#### Required action:
Among the entries below, find the lines that hold the word "JSON" and report them.

#### Records for this exercise:
· · · ·

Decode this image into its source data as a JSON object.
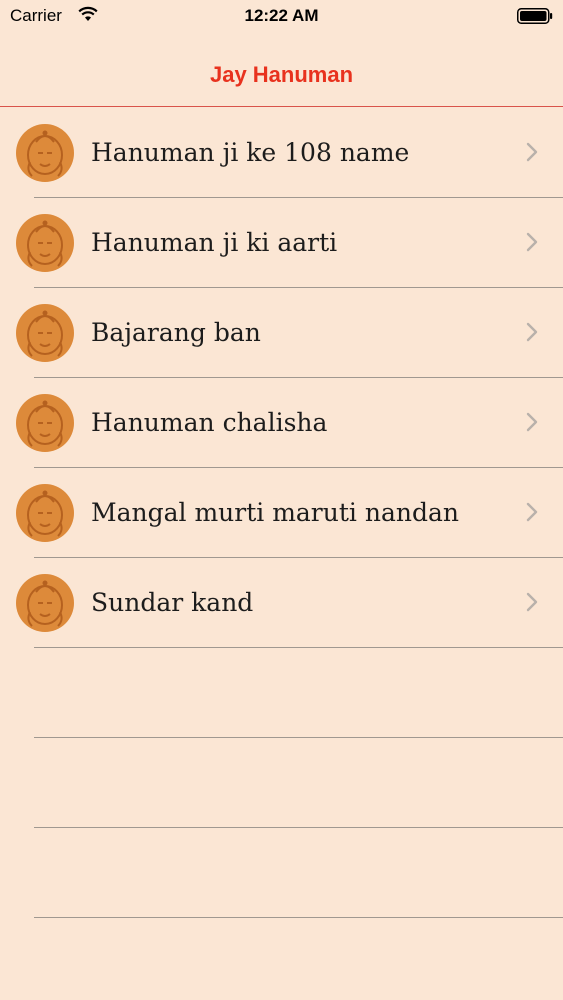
{
  "status": {
    "carrier": "Carrier",
    "time": "12:22 AM"
  },
  "nav": {
    "title": "Jay Hanuman"
  },
  "items": [
    {
      "label": "Hanuman ji ke 108 name"
    },
    {
      "label": "Hanuman ji ki aarti"
    },
    {
      "label": "Bajarang ban"
    },
    {
      "label": "Hanuman chalisha"
    },
    {
      "label": "Mangal murti maruti nandan"
    },
    {
      "label": "Sundar kand"
    }
  ],
  "colors": {
    "accent": "#e8321e",
    "icon_bg": "#dd8a3a",
    "background": "#fbe6d4"
  },
  "icons": {
    "row_icon": "hanuman-icon",
    "disclosure": "chevron-right-icon"
  }
}
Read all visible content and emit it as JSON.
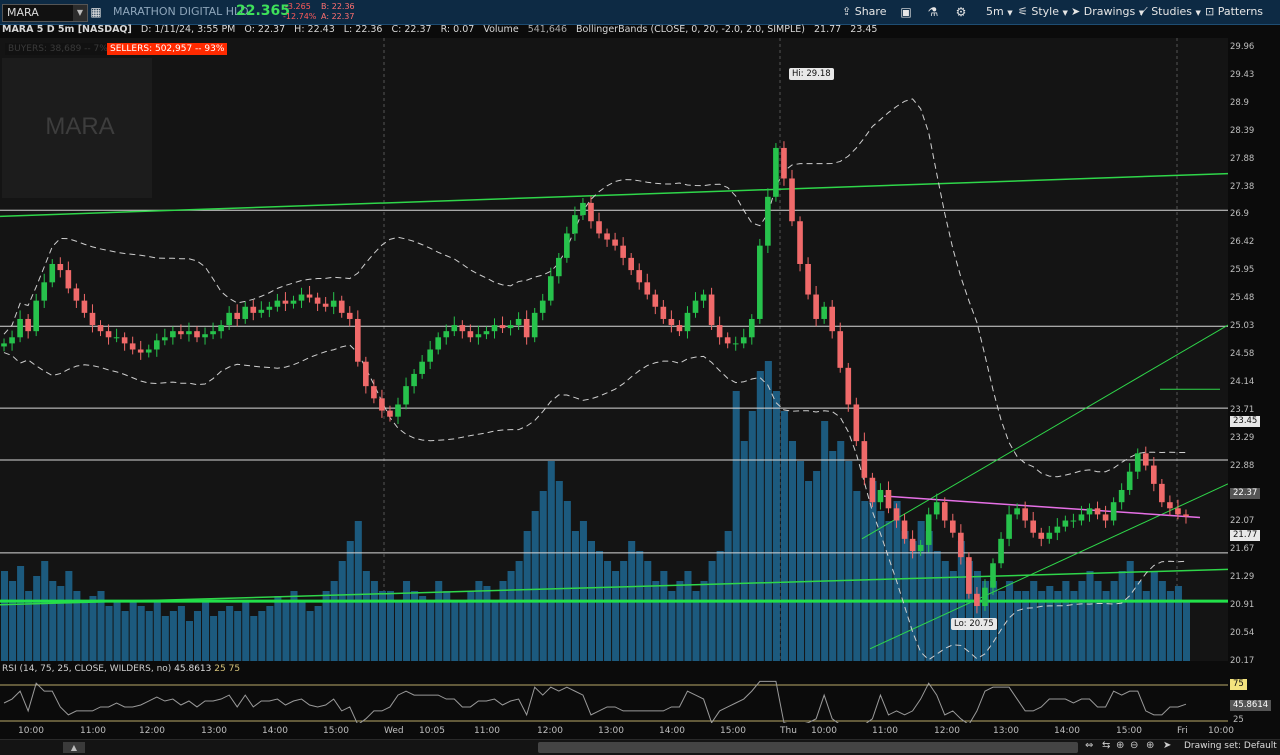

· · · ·

#### Expected output:
Decode this image into its source data as a JSON object.
Read all visible content and emit it as JSON.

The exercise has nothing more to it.